%%

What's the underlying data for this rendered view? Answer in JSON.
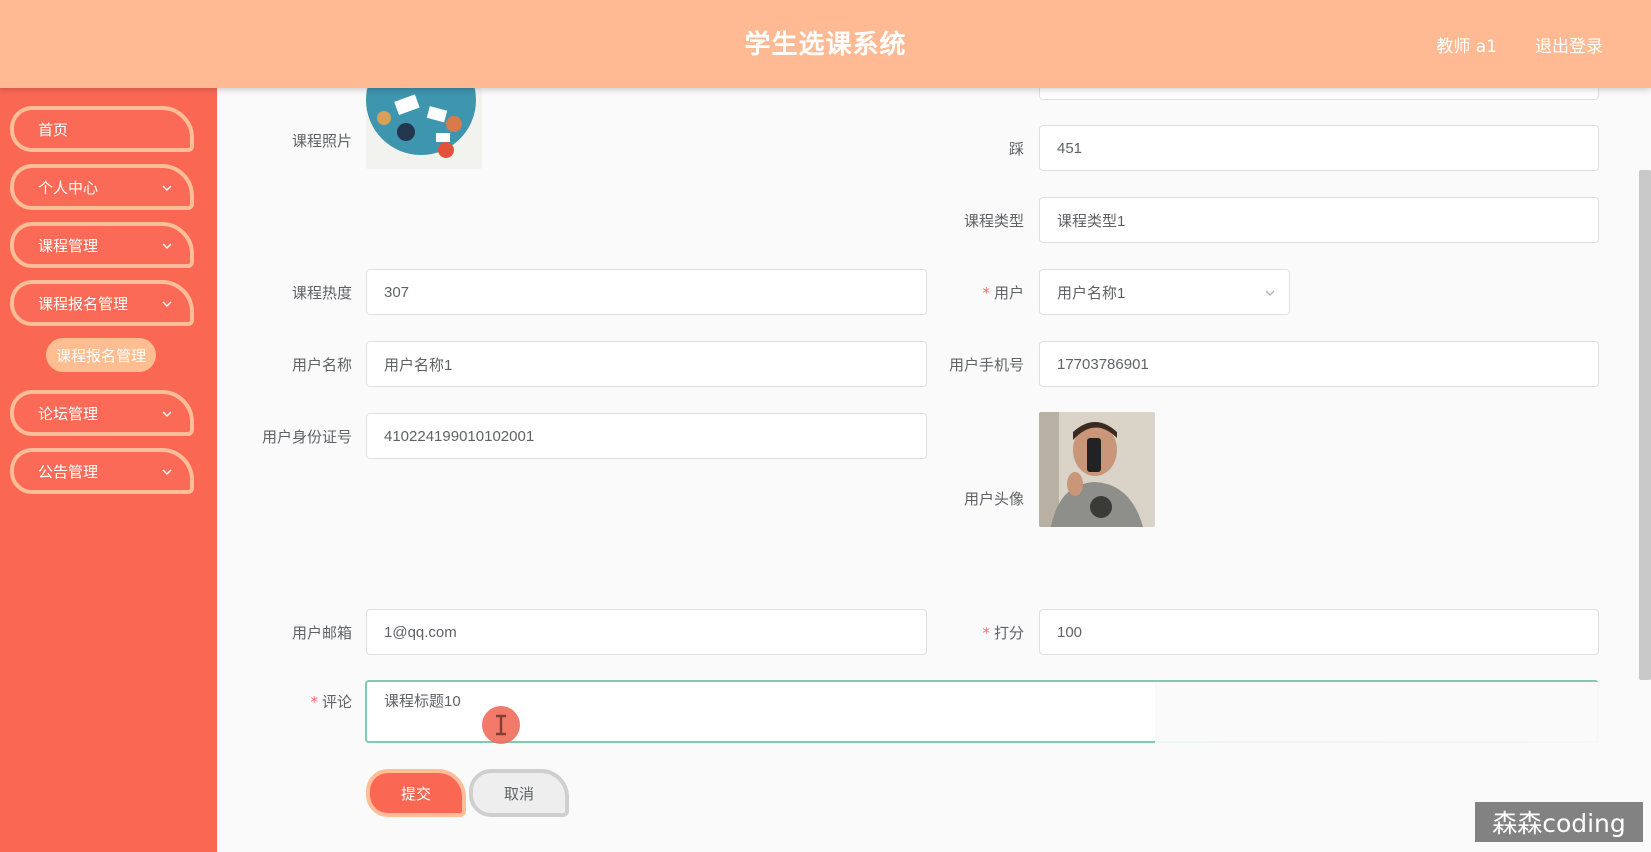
{
  "header": {
    "title": "学生选课系统",
    "user": "教师 a1",
    "logout": "退出登录"
  },
  "sidebar": {
    "items": [
      {
        "label": "首页"
      },
      {
        "label": "个人中心"
      },
      {
        "label": "课程管理"
      },
      {
        "label": "课程报名管理"
      },
      {
        "label": "论坛管理"
      },
      {
        "label": "公告管理"
      }
    ],
    "submenu_active": "课程报名管理"
  },
  "form": {
    "course_photo_label": "课程照片",
    "cai_label": "踩",
    "cai_value": "451",
    "course_type_label": "课程类型",
    "course_type_value": "课程类型1",
    "heat_label": "课程热度",
    "heat_value": "307",
    "user_label": "用户",
    "user_select_value": "用户名称1",
    "username_label": "用户名称",
    "username_value": "用户名称1",
    "phone_label": "用户手机号",
    "phone_value": "17703786901",
    "idcard_label": "用户身份证号",
    "idcard_value": "410224199010102001",
    "avatar_label": "用户头像",
    "email_label": "用户邮箱",
    "email_value": "1@qq.com",
    "score_label": "打分",
    "score_value": "100",
    "comment_label": "评论",
    "comment_value": "课程标题10",
    "required_mark": "*"
  },
  "buttons": {
    "submit": "提交",
    "cancel": "取消"
  },
  "watermark": "森森coding",
  "colors": {
    "header_bg": "#ffb993",
    "sidebar_bg": "#fa6854",
    "accent_border": "#ffbe97",
    "required": "#f56c6c",
    "focus_border": "#7ecbb2"
  }
}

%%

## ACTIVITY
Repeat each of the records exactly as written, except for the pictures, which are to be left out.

## YOUR RESPONSE
What's the underlying data for this rendered view? Answer in JSON.
{
  "header": {
    "title": "学生选课系统",
    "user": "教师 a1",
    "logout": "退出登录"
  },
  "sidebar": {
    "items": [
      {
        "label": "首页"
      },
      {
        "label": "个人中心"
      },
      {
        "label": "课程管理"
      },
      {
        "label": "课程报名管理"
      },
      {
        "label": "论坛管理"
      },
      {
        "label": "公告管理"
      }
    ],
    "submenu_active": "课程报名管理"
  },
  "form": {
    "course_photo_label": "课程照片",
    "cai_label": "踩",
    "cai_value": "451",
    "course_type_label": "课程类型",
    "course_type_value": "课程类型1",
    "heat_label": "课程热度",
    "heat_value": "307",
    "user_label": "用户",
    "user_select_value": "用户名称1",
    "username_label": "用户名称",
    "username_value": "用户名称1",
    "phone_label": "用户手机号",
    "phone_value": "17703786901",
    "idcard_label": "用户身份证号",
    "idcard_value": "410224199010102001",
    "avatar_label": "用户头像",
    "email_label": "用户邮箱",
    "email_value": "1@qq.com",
    "score_label": "打分",
    "score_value": "100",
    "comment_label": "评论",
    "comment_value": "课程标题10",
    "required_mark": "*"
  },
  "buttons": {
    "submit": "提交",
    "cancel": "取消"
  },
  "watermark": "森森coding",
  "colors": {
    "header_bg": "#ffb993",
    "sidebar_bg": "#fa6854",
    "accent_border": "#ffbe97",
    "required": "#f56c6c",
    "focus_border": "#7ecbb2"
  }
}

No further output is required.